Every entry should be repeated exactly as written.
Extracted material Block Start
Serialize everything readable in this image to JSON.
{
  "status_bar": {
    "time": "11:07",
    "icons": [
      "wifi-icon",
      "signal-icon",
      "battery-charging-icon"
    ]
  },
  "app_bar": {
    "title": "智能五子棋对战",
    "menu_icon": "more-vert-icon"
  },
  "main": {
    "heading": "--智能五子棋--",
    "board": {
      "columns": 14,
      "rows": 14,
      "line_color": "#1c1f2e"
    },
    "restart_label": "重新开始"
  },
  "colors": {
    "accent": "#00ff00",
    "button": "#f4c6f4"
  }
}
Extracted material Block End
■ **Task result**
Serialize everything readable in this image to JSON.
{
  "status_bar": {
    "time": "11:07",
    "icons": [
      "wifi-icon",
      "signal-icon",
      "battery-charging-icon"
    ]
  },
  "app_bar": {
    "title": "智能五子棋对战",
    "menu_icon": "more-vert-icon"
  },
  "main": {
    "heading": "--智能五子棋--",
    "board": {
      "columns": 14,
      "rows": 14,
      "line_color": "#1c1f2e"
    },
    "restart_label": "重新开始"
  },
  "colors": {
    "accent": "#00ff00",
    "button": "#f4c6f4"
  }
}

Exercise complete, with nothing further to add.